NEWARK — For many, the best part of Thanksgiving is the leftovers. Due to labor shortages and issues related to the COVID-19 pandemic, this year turkey lovers will be eating a lot of sandwiches and casseroles after the table is cleared.
Industry watchers believe that labor shortages allowed more turkeys this year to age and grow before they could be processed and sent to grocery stores, causing a shortage of smaller turkeys.
Economist and University of Delaware Professor Jim Butkiewicz said there will be enough turkeys on supermarket shelves, but size variety will be lacking.
“I’ve seen reports that production is down a little bit, about 6%. But the issue is the size of the turkeys. I’ve seen reports that more larger turkeys will be available and fewer smaller turkeys,” Mr. Butkiewicz said.
“(Turkey growers) don’t have enough workers and meat processing has been hard hit by the pandemic. When turkeys reach a certain size, you process them, kill them and dress them for sale. But since they don’t have enough workers, they can only do so many turkeys at a certain size and the other ones continue to live and continue to grow and get bigger.”
Mr. Butkiewicz said many meat-packing plants were hit with COVID-19 outbreaks that forced them to close or function with a reduced workforce.
“So, turkeys under 16 pounds, the smaller sizes, probably not going to have as many as people would like,” he said.
Festive cooks preparing meals for a large table, though, should be able to find the right bird they are looking for.
“If you want a larger turkey, over 16 pounds, there should be an ample supply.”
Mr. Butkiewicz said the price of turkey may be bigger, too. Citing recent reports of increased grain prices and a reduction in available truck drivers, the cost to produce a Thanksgiving turkey has increased.
“The growers are facing the same issues as everyone else. There is a higher cost for grain. Trucking prices are up. We’re short about 80,000 truck drivers nationwide due to retirements and people just leaving that profession,” he said.
“It’s more expensive to ship things. Fuel costs are up substantially. And labor costs are up for the workers that you do have. So, it’s a combination of things.”
Turkey isn’t the only thing affected by supply chain woes. Cranberries, tablecloths and dinnerware may be more expensive this year or may not be available, especially anything produced overseas.
Dr. Bintong Chen, University of Delaware professor of business administration and supply chain expert, said the supply chain is not an accurate term, it is more like a web.
“The supply chain disruption is a network effect,” Dr. Chen said. “People tend to focus on the local impact of their supply chain disruption, but it’s only one part of the entire chain.”
Dr. Chen explained that the world was starting to see supply chain issues before the COVID-19 global pandemic struck, but shutdowns and illnesses made the problem worse.
A major example of the problem can be seen at the Port of Los Angeles, California.
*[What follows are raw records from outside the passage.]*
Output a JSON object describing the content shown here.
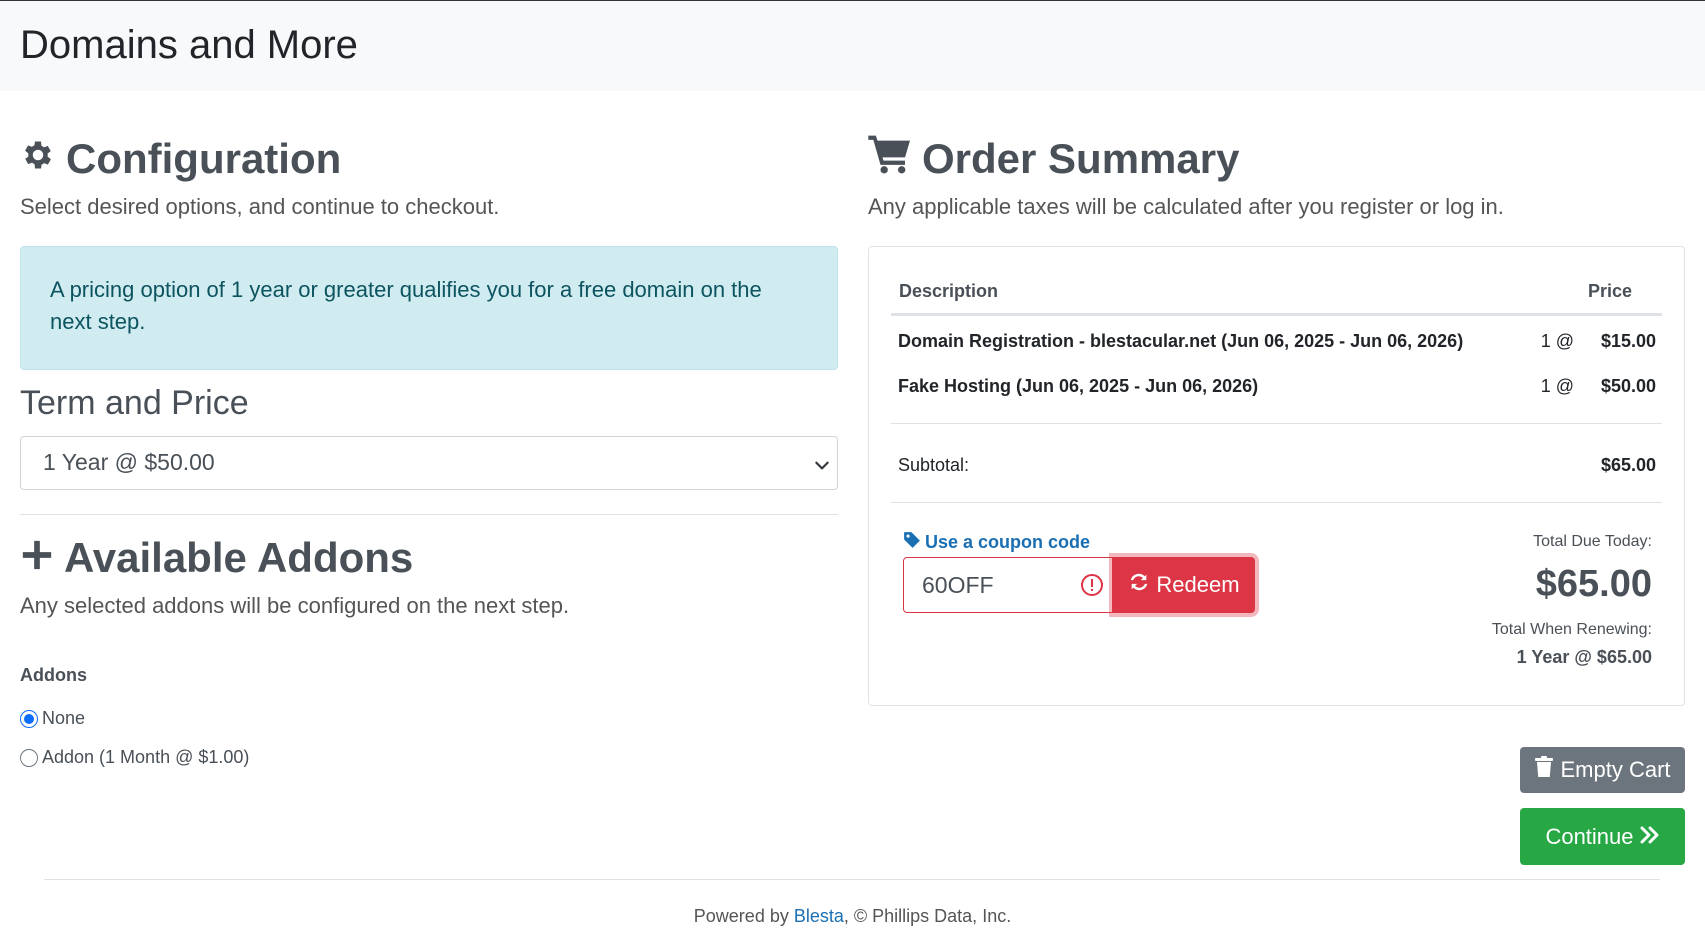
{
  "header": {
    "title": "Domains and More"
  },
  "configuration": {
    "title": "Configuration",
    "subtitle": "Select desired options, and continue to checkout.",
    "alert": "A pricing option of 1 year or greater qualifies you for a free domain on the next step.",
    "term_label": "Term and Price",
    "term_selected": "1 Year @ $50.00"
  },
  "addons": {
    "title": "Available Addons",
    "subtitle": "Any selected addons will be configured on the next step.",
    "label": "Addons",
    "options": [
      {
        "label": "None",
        "checked": true
      },
      {
        "label": "Addon (1 Month @ $1.00)",
        "checked": false
      }
    ]
  },
  "summary": {
    "title": "Order Summary",
    "subtitle": "Any applicable taxes will be calculated after you register or log in.",
    "col_description": "Description",
    "col_price": "Price",
    "items": [
      {
        "description": "Domain Registration - blestacular.net (Jun 06, 2025 - Jun 06, 2026)",
        "qty": "1 @",
        "price": "$15.00"
      },
      {
        "description": "Fake Hosting (Jun 06, 2025 - Jun 06, 2026)",
        "qty": "1 @",
        "price": "$50.00"
      }
    ],
    "subtotal_label": "Subtotal:",
    "subtotal_value": "$65.00",
    "coupon_link": "Use a coupon code",
    "coupon_value": "60OFF",
    "redeem_label": "Redeem",
    "total_due_label": "Total Due Today:",
    "total_due_value": "$65.00",
    "renew_label": "Total When Renewing:",
    "renew_value": "1 Year @ $65.00"
  },
  "actions": {
    "empty_cart": "Empty Cart",
    "continue": "Continue"
  },
  "footer": {
    "prefix": "Powered by ",
    "link": "Blesta",
    "suffix": ", © Phillips Data, Inc."
  },
  "colors": {
    "danger": "#dc3545",
    "success": "#28a745",
    "secondary": "#6c757d",
    "info_bg": "#d1ecf1",
    "link": "#1a6fb3"
  }
}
Container ships are anchored out in the water waiting to gain access to the port, but new ships can’t dock until port officials can offload the containers it already has. Transportation officials attribute the problem to a shortage of truck drivers. The containers aren’t moving because there aren’t trucks to move them.
“We see that in the news, the Los Angeles port can’t remove the containers as quickly as you want. But people tend to ignore the chain reaction effect. Especially towards the upstream of the supply chain,” Dr. Chen said.
As a scientist, the professor won’t make a projection on how long supply chain problems will last, but he said according to his research it won’t be over any time soon.
“Due to the disruption at the Port of Los Angeles, OK. You also wasted the shipping capacity of those ships. And those ships could otherwise be shipping other stuff.”
According to Dr. Chen, consumer behavior isn’t helping either. Panic buying, hoarding and buying the same product from different suppliers is taking up space on the supply chain web.